I emerged into the warm sun, a pleasant surprise for a November morning, and slowly made my way west. Citymapper paced along beautifully and I gawked at crumbling churches and meticulously kept graveyards as birds chirped in their own universal language. The cafe quickly came up on my left. Indoor plants grew across the interior of the shop and the familiar scent of coffee awakened my senses. I attempted my most modest german to the tanned blonde behind the counter. “Sure,” she smiled, “and what kind of milk?”
My skin turned ice-cold while my every cell began to burn. Inside of my wallet, my once heavier wallet, sat one single blue bill. Gone was the colorful visual representation of abundance. As in, gone was all of my euros. All the 500 euros that I stupidly bought. I hesitated and looked into the kind eyes that anticipated a transaction. She held my almond milk cappuccino with ease as I gripped my final blue bill.
I handed it to her. She handed me my cup.
I wanted to ask her what I should do. Where should I go? What does one do when they’ve ridden a lucky train into a brand new city where there was only one hostel bed left for the entire weekend, only to realize the lucky train and lucky bed leads them straight to being… robbed? This wasn’t part of the itinerary. “Danke schoen.” I managed through gritted teeth as she placed a single euro coin back into my hand.

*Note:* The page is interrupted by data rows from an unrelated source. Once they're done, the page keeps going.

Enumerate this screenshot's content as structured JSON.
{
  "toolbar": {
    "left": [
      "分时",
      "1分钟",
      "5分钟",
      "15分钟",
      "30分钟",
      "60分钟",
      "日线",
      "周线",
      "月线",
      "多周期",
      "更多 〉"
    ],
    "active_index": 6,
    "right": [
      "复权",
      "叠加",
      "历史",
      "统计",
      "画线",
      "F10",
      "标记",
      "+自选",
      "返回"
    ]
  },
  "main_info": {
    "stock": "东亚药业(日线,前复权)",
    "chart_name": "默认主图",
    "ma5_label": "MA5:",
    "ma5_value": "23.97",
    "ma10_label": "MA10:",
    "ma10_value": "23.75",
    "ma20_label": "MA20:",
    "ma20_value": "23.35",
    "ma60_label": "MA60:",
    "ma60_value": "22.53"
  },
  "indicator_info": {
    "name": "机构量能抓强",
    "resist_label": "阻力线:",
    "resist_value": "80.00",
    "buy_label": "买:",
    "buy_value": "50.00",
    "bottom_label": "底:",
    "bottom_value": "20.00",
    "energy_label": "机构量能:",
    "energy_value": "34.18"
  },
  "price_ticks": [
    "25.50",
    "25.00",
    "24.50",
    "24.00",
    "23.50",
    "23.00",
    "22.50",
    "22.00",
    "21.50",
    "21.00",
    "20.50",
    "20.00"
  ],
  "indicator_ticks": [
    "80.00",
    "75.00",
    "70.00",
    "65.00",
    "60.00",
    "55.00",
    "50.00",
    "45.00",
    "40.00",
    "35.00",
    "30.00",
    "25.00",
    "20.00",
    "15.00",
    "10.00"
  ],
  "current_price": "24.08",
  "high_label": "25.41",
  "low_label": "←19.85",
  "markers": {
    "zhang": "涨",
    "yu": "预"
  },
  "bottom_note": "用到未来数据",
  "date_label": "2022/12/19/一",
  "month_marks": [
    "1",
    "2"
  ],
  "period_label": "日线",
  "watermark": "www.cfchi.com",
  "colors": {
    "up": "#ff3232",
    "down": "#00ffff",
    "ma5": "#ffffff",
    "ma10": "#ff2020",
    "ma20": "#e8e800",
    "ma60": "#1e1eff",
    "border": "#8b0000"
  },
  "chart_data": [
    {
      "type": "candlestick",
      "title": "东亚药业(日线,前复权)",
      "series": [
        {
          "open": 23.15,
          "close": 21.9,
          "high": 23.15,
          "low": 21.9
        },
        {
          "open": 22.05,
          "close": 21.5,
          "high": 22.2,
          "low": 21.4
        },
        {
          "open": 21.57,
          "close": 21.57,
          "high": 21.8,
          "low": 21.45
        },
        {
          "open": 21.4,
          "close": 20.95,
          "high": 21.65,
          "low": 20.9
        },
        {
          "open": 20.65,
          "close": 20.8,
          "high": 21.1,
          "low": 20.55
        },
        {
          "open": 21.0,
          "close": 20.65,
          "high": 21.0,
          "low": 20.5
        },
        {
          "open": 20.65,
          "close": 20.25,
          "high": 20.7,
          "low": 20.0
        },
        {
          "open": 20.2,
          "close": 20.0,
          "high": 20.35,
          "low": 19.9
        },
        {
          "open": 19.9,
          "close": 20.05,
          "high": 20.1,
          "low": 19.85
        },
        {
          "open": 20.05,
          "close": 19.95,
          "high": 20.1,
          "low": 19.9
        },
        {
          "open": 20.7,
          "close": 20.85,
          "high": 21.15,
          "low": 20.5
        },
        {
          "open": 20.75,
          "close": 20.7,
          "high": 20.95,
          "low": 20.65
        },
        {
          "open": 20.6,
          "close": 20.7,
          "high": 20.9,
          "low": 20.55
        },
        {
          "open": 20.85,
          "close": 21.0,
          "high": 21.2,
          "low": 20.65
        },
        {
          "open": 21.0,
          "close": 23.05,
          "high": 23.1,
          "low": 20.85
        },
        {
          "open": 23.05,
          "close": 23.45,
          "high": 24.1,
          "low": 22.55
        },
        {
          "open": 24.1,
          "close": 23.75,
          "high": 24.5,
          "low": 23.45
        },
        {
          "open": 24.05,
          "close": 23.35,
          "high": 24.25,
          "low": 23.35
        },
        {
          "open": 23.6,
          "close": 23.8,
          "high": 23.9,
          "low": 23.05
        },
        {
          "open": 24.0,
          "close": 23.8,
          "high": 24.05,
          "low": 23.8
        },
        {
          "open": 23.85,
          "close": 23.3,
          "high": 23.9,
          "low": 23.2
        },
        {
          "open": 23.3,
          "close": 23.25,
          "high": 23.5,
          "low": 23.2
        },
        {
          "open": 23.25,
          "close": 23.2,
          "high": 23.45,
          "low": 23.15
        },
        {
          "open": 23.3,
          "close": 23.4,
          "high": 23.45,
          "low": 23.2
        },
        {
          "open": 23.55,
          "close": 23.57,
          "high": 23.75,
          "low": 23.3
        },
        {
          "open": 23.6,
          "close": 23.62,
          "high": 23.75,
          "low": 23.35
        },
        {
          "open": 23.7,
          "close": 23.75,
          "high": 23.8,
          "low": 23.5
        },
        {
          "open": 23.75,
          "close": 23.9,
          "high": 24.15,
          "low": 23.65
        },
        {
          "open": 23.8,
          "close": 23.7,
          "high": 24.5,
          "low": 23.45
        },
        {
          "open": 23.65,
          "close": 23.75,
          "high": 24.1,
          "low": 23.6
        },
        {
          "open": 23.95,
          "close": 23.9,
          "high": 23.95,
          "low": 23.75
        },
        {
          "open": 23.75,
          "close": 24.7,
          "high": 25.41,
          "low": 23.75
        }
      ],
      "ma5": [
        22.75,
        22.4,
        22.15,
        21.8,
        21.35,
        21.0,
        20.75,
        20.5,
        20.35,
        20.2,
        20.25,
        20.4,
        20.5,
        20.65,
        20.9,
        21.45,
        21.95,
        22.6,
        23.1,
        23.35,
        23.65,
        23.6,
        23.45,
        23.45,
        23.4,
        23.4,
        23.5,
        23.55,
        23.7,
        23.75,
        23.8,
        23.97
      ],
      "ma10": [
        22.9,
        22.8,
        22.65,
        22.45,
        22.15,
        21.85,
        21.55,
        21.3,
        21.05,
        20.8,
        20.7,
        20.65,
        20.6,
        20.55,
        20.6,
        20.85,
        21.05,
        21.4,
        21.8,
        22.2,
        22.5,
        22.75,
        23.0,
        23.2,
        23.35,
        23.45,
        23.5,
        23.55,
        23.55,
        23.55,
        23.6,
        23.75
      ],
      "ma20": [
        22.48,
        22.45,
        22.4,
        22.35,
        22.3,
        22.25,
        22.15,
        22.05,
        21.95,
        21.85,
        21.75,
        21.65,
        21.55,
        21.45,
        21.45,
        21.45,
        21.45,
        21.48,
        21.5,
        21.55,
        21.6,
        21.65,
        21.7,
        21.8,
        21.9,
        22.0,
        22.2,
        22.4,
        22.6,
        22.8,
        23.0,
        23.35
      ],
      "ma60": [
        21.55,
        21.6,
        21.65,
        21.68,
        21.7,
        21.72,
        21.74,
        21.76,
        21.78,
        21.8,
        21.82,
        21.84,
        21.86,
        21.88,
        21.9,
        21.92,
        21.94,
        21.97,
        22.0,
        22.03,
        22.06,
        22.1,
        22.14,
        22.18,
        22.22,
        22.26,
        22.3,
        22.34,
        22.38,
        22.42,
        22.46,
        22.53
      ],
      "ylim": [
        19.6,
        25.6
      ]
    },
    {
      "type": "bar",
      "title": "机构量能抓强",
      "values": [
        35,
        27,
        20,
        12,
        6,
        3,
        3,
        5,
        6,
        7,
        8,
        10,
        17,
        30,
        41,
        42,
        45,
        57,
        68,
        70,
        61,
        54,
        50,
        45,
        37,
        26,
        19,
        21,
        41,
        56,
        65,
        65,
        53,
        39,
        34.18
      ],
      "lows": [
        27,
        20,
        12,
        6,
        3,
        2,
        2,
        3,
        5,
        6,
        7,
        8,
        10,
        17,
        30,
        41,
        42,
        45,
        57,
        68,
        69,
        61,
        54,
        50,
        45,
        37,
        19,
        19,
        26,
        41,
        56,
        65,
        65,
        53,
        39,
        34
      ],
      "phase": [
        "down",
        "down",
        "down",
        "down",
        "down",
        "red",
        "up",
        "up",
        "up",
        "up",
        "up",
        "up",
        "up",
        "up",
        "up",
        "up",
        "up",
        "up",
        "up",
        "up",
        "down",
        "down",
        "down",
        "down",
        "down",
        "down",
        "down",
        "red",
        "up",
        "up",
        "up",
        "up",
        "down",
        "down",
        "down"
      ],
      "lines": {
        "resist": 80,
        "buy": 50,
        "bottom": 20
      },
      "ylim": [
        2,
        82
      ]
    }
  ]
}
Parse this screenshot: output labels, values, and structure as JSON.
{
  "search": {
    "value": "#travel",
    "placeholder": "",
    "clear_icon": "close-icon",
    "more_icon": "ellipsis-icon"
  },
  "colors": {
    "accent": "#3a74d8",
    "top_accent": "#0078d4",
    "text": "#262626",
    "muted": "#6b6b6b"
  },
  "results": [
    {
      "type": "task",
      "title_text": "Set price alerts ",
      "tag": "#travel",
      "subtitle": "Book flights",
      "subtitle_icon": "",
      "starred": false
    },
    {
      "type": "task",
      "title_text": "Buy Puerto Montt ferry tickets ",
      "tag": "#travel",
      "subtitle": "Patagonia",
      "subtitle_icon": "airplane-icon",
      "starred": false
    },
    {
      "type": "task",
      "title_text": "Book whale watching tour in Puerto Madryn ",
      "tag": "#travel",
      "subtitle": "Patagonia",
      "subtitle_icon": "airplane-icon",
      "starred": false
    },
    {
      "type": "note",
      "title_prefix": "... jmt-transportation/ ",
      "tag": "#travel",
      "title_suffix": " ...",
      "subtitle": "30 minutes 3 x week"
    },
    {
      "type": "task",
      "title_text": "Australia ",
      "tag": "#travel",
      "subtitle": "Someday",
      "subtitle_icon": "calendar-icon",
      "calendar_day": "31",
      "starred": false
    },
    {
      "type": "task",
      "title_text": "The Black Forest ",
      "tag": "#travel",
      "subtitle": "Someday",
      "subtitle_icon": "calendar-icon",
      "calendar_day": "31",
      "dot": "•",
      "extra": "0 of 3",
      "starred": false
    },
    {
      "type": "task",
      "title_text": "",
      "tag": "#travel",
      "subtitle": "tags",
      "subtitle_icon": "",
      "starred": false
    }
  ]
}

I walked outside and stood in the warm sun while the birds chirped their universal song. Traveling had always been incredibly generous to me. Sure, I’ve made some dumb mistakes and taken wrong turns, but I never found myself suddenly nearly 600 dollars poorer without something to show for it. Everything turned still. The wind died down. The birds stopped their songs.
You get to decide right now if this ruins your entire trip.
And all of a sudden… I smiled. I’d never considered what I’d do in this situation but a small knowing emerged like a sprouting seed in from my core. I had 22 days left ahead of me, four more countries, three bus rides, two hostels, and two flights. And I had faith that I’d figure it out. I always did. There was always going to be a train going where I was headed and a place to rest my head. I’d learned that was the world I lived in so why should I worry for less? Besides… I did not travel 4,000 miles to not be myself. The birds resumed their song, the sun continued to shine, and I walked on, placing my single euro inside of another person’s cup.
Cassandra Ciesla began solo-traveling in 2017 after a four-year diagnosis of clinical depression. Through her travels, she has come home to herself and relishes in every experience, both good and not so good, as a tonic. Believing in storytelling as a service, she uses her voice to inspire others to explore their impulses and come into alignment with their boldest, bravest self. She is passionate about equality and justice, sustainability, Google maps, and saving the whales. Currently residing in Atlanta, Georgia but awaits the next opportunity to strap on her trusty yellow backpack and continue collecting stories from all over the world. Next plan? Earning her 300-hours of Yoga Teacher Training in Indonesia.